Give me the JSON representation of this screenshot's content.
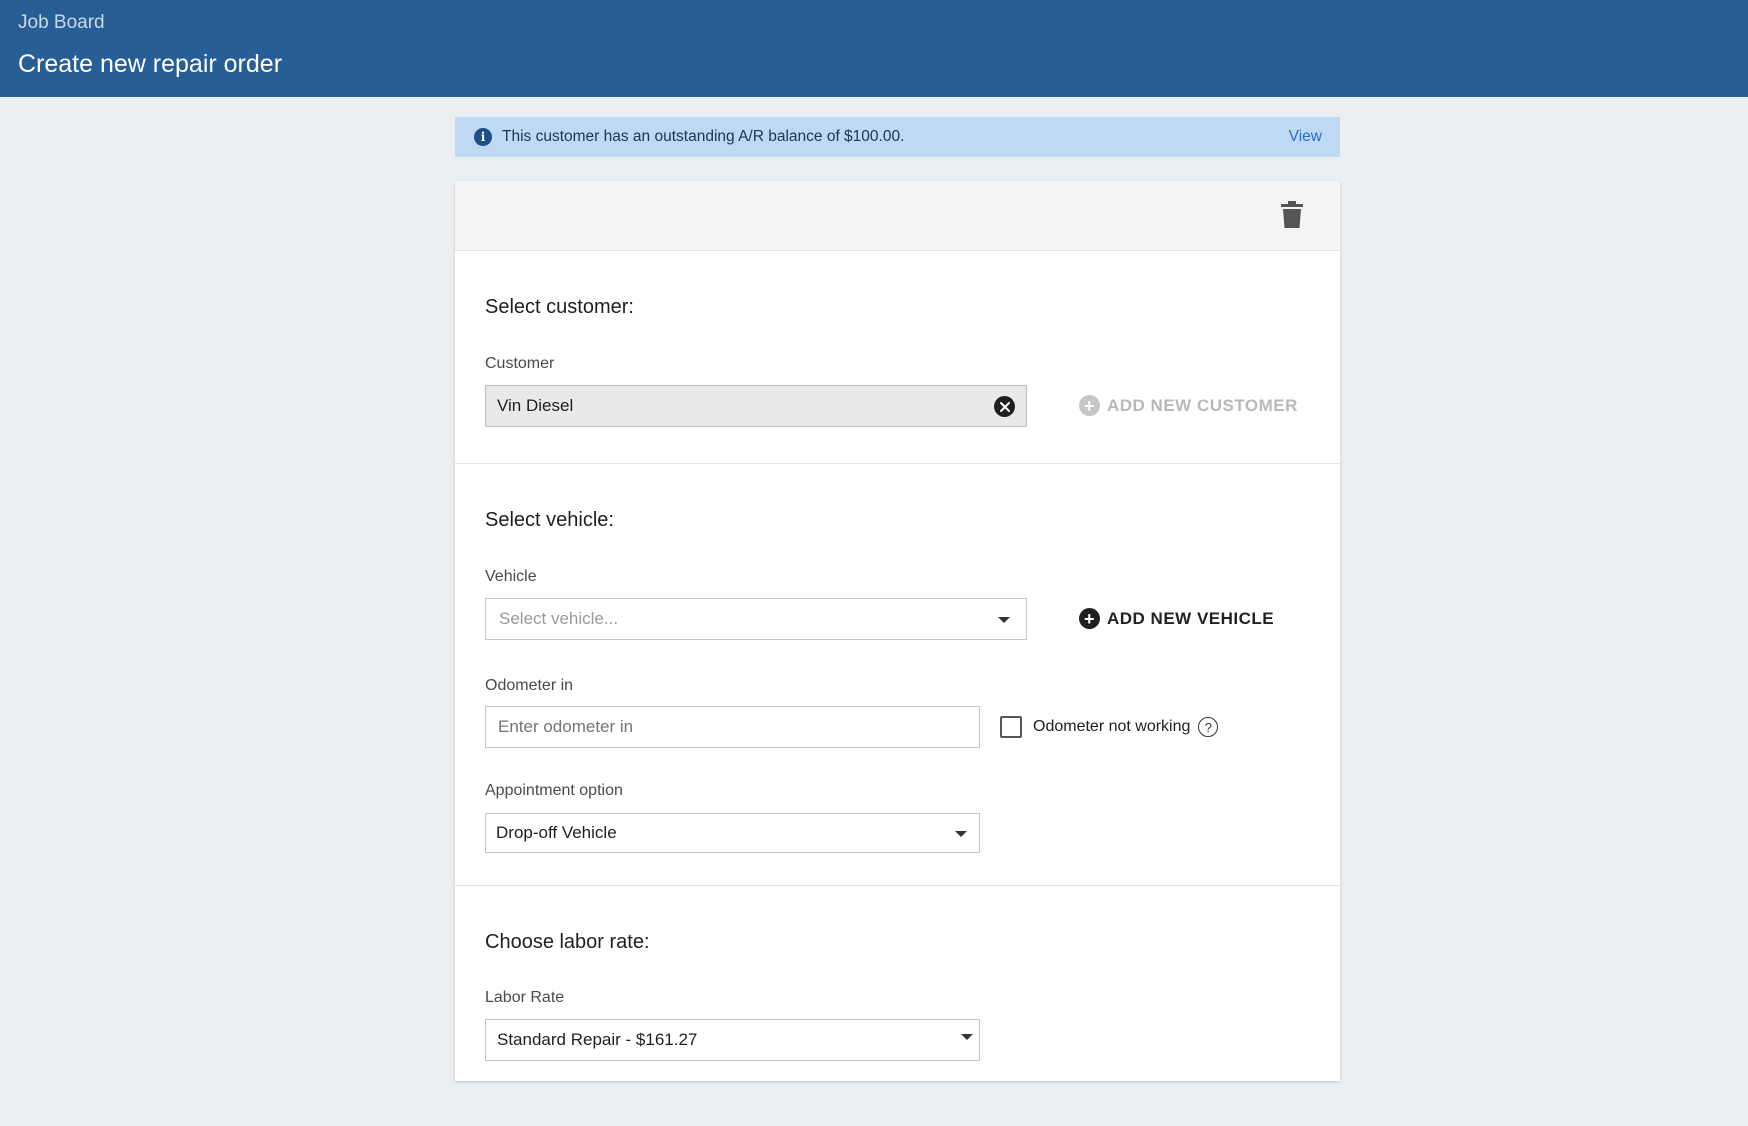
{
  "header": {
    "breadcrumb": "Job Board",
    "title": "Create new repair order"
  },
  "banner": {
    "message": "This customer has an outstanding A/R balance of $100.00.",
    "link": "View"
  },
  "customer_section": {
    "title": "Select customer:",
    "field_label": "Customer",
    "value": "Vin Diesel",
    "add_button": "ADD NEW CUSTOMER"
  },
  "vehicle_section": {
    "title": "Select vehicle:",
    "vehicle_label": "Vehicle",
    "vehicle_placeholder": "Select vehicle...",
    "add_button": "ADD NEW VEHICLE",
    "odometer_label": "Odometer in",
    "odometer_placeholder": "Enter odometer in",
    "odometer_checkbox": "Odometer not working",
    "appointment_label": "Appointment option",
    "appointment_value": "Drop-off Vehicle"
  },
  "labor_section": {
    "title": "Choose labor rate:",
    "field_label": "Labor Rate",
    "value": "Standard Repair - $161.27"
  },
  "colors": {
    "header_bg": "#265e95",
    "banner_bg": "#bfd8f4",
    "link": "#2a6fc0"
  }
}
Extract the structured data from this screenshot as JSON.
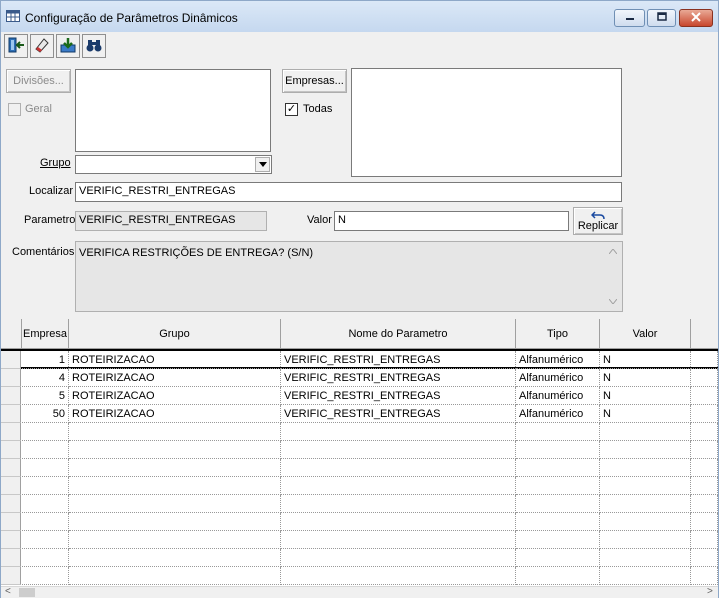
{
  "window": {
    "title": "Configuração de Parâmetros Dinâmicos"
  },
  "toolbar": {
    "buttons": [
      {
        "icon": "exit-icon"
      },
      {
        "icon": "eraser-icon"
      },
      {
        "icon": "save-icon"
      },
      {
        "icon": "binoculars-icon"
      }
    ]
  },
  "form": {
    "divisoes_label": "Divisões...",
    "geral_label": "Geral",
    "geral_checked": false,
    "empresas_label": "Empresas...",
    "todas_label": "Todas",
    "todas_checked": true,
    "todas_mark": "✓",
    "grupo_label": "Grupo",
    "grupo_value": "",
    "localizar_label": "Localizar",
    "localizar_value": "VERIFIC_RESTRI_ENTREGAS",
    "parametro_label": "Parametro",
    "parametro_value": "VERIFIC_RESTRI_ENTREGAS",
    "valor_label": "Valor",
    "valor_value": "N",
    "replicar_label": "Replicar",
    "comentarios_label": "Comentários",
    "comentarios_value": "VERIFICA RESTRIÇÕES DE ENTREGA? (S/N)"
  },
  "grid": {
    "columns": [
      "Empresa",
      "Grupo",
      "Nome do Parametro",
      "Tipo",
      "Valor"
    ],
    "rows": [
      {
        "empresa": "1",
        "grupo": "ROTEIRIZACAO",
        "nome": "VERIFIC_RESTRI_ENTREGAS",
        "tipo": "Alfanumérico",
        "valor": "N"
      },
      {
        "empresa": "4",
        "grupo": "ROTEIRIZACAO",
        "nome": "VERIFIC_RESTRI_ENTREGAS",
        "tipo": "Alfanumérico",
        "valor": "N"
      },
      {
        "empresa": "5",
        "grupo": "ROTEIRIZACAO",
        "nome": "VERIFIC_RESTRI_ENTREGAS",
        "tipo": "Alfanumérico",
        "valor": "N"
      },
      {
        "empresa": "50",
        "grupo": "ROTEIRIZACAO",
        "nome": "VERIFIC_RESTRI_ENTREGAS",
        "tipo": "Alfanumérico",
        "valor": "N"
      }
    ],
    "selected_row": 0
  },
  "scrollbar": {
    "left_arrow": "<",
    "right_arrow": ">"
  },
  "colors": {
    "titlebar": "#c5d8ef",
    "close_button": "#c8472d",
    "selected_row_border": "#000000"
  }
}
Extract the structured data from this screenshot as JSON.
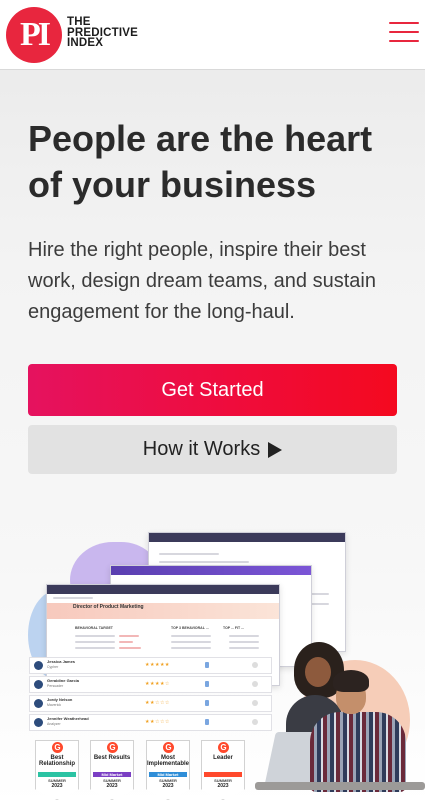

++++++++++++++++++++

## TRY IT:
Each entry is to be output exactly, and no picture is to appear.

## WRITTEN ANSWER:
Give me the JSON representation of this screenshot's content.
{
  "header": {
    "breadcrumb": "Job Board",
    "title": "Create new repair order"
  },
  "banner": {
    "message": "This customer has an outstanding A/R balance of $100.00.",
    "link": "View"
  },
  "customer_section": {
    "title": "Select customer:",
    "field_label": "Customer",
    "value": "Vin Diesel",
    "add_button": "ADD NEW CUSTOMER"
  },
  "vehicle_section": {
    "title": "Select vehicle:",
    "vehicle_label": "Vehicle",
    "vehicle_placeholder": "Select vehicle...",
    "add_button": "ADD NEW VEHICLE",
    "odometer_label": "Odometer in",
    "odometer_placeholder": "Enter odometer in",
    "odometer_checkbox": "Odometer not working",
    "appointment_label": "Appointment option",
    "appointment_value": "Drop-off Vehicle"
  },
  "labor_section": {
    "title": "Choose labor rate:",
    "field_label": "Labor Rate",
    "value": "Standard Repair - $161.27"
  },
  "colors": {
    "header_bg": "#265e95",
    "banner_bg": "#bfd8f4",
    "link": "#2a6fc0"
  }
}
Extract the structured data from this screenshot as JSON.
{
  "window": {
    "title": "Configuração de Parâmetros Dinâmicos"
  },
  "toolbar": {
    "buttons": [
      {
        "icon": "exit-icon"
      },
      {
        "icon": "eraser-icon"
      },
      {
        "icon": "save-icon"
      },
      {
        "icon": "binoculars-icon"
      }
    ]
  },
  "form": {
    "divisoes_label": "Divisões...",
    "geral_label": "Geral",
    "geral_checked": false,
    "empresas_label": "Empresas...",
    "todas_label": "Todas",
    "todas_checked": true,
    "todas_mark": "✓",
    "grupo_label": "Grupo",
    "grupo_value": "",
    "localizar_label": "Localizar",
    "localizar_value": "VERIFIC_RESTRI_ENTREGAS",
    "parametro_label": "Parametro",
    "parametro_value": "VERIFIC_RESTRI_ENTREGAS",
    "valor_label": "Valor",
    "valor_value": "N",
    "replicar_label": "Replicar",
    "comentarios_label": "Comentários",
    "comentarios_value": "VERIFICA RESTRIÇÕES DE ENTREGA? (S/N)"
  },
  "grid": {
    "columns": [
      "Empresa",
      "Grupo",
      "Nome do Parametro",
      "Tipo",
      "Valor"
    ],
    "rows": [
      {
        "empresa": "1",
        "grupo": "ROTEIRIZACAO",
        "nome": "VERIFIC_RESTRI_ENTREGAS",
        "tipo": "Alfanumérico",
        "valor": "N"
      },
      {
        "empresa": "4",
        "grupo": "ROTEIRIZACAO",
        "nome": "VERIFIC_RESTRI_ENTREGAS",
        "tipo": "Alfanumérico",
        "valor": "N"
      },
      {
        "empresa": "5",
        "grupo": "ROTEIRIZACAO",
        "nome": "VERIFIC_RESTRI_ENTREGAS",
        "tipo": "Alfanumérico",
        "valor": "N"
      },
      {
        "empresa": "50",
        "grupo": "ROTEIRIZACAO",
        "nome": "VERIFIC_RESTRI_ENTREGAS",
        "tipo": "Alfanumérico",
        "valor": "N"
      }
    ],
    "selected_row": 0
  },
  "scrollbar": {
    "left_arrow": "<",
    "right_arrow": ">"
  },
  "colors": {
    "titlebar": "#c5d8ef",
    "close_button": "#c8472d",
    "selected_row_border": "#000000"
  }
}
Extract the structured data from this screenshot as JSON.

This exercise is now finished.